The Bank of England has just warned that economic growth could grind to a halt during the second quarter of 2019, amid mounting risks to the economy from a no-deal scenario. And, whilst economists are largely in agreement that leaving the EU under any circumstances will have some adverse economic consequences, it’s impossible to accurately predict what will happen in investment markets.
The one certainty is that volatility does happen, but we can’t anticipate the severity and exactly when. Uncertainty can make investors nervous – you might be thinking; should I wait to invest? Should I hold more cash? Do I need to rebalance my portfolio? Brexit will continue to influence markets, but, before you make any rash financial decisions, let’s get back to basics.
Your goals are the foundation of your financial plan
Whether you’re a new or experienced investor, think about what you’re investing for in the first place. It’s likely those goals will be long term, like planning towards your retirement. With a long-term horizon, your portfolio has plenty of opportunities to weather market volatility and benefit from compound growth.
Try not to get too distracted by what will ultimately be a short-term situation in the grand scheme of your financial plan. History has demonstrated that after the financial crisis in 2008, that markets do recover. In fact, we experienced a ten-year bull market after.
If your financial plan was originally appropriate and has been regularly reviewed, stick with it. If you are overdue a review, please give our office a call.
There is no substitute for patience, discipline and rational decision making in financial planning. It’s important to remember that when markets do decline, you only make a real loss by withdrawing your funds.
Making rash decisions has the potential to be more damaging to your future financial security than doing nothing at all. Also consider that when markets fall, unit prices are cheaper. Depending on your circumstances, it might be the perfect opportunity to make additional contributions.
Cash isn’t always king
If you have a lump sum to invest, phasing contributions over time to smooth the impact of volatility might be appropriate. But, the inherent danger in holding large sums of cash over the long term is the effect of inflation. Trying to time an investment in the market is virtually impossible, waiting for the unknown is a big gamble and whilst you wait, the value of your savings will be eroded.
Data from the Office for National Statistics show that in May the rate of inflation was 1.9% – close to the 2% rate the Bank of England is currently targeting. This effectively means that prices are 1.9% higher than 12 months ago.

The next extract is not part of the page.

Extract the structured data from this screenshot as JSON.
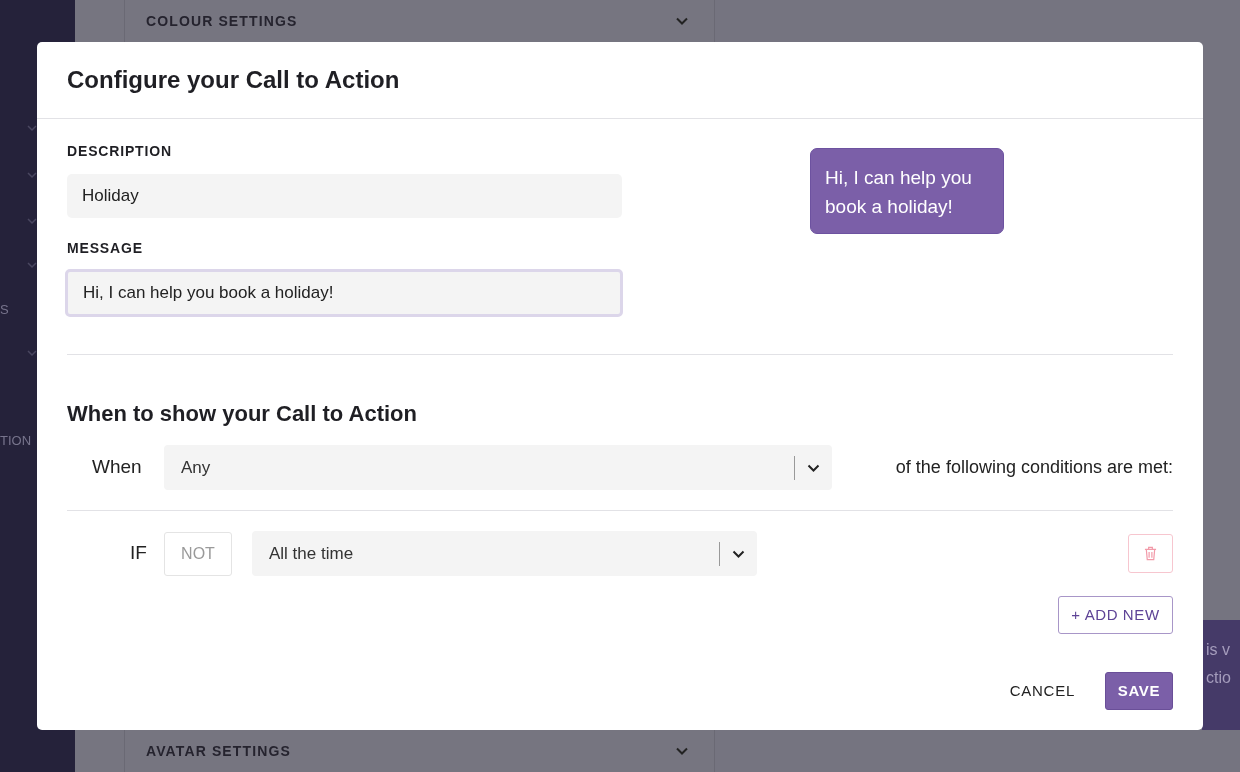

The most generous easy access cash accounts only offer 1.5% interest, meaning that if the rate of inflation remains 1.9%, cash is effectively worth 0.4% less in a year’s time. Rather than investment risk and volatility, inflation means that, in the long term, cash is almost certainly going to lose value. Post-Brexit, depending on the outcome, holding large sums of cash could be even riskier. In a ‘no deal no transition’ scenario, the Bank of England predict inflation could rise to as high as 6.5%.
Politics and market fluctuations have been unpredictable, at best, since October 2018. We can’t be sure what the future may hold, but we can ensure we best plan for your immediate personal circumstances, long-term goals and aspirations.
If you’d like to discuss current market activity, Brexit or your financial plan in any detail, don’t hesitate to get in touch. Remember, it’s your financial plan. We need to ensure your money is working hard for you and not get distracted by short-term noise.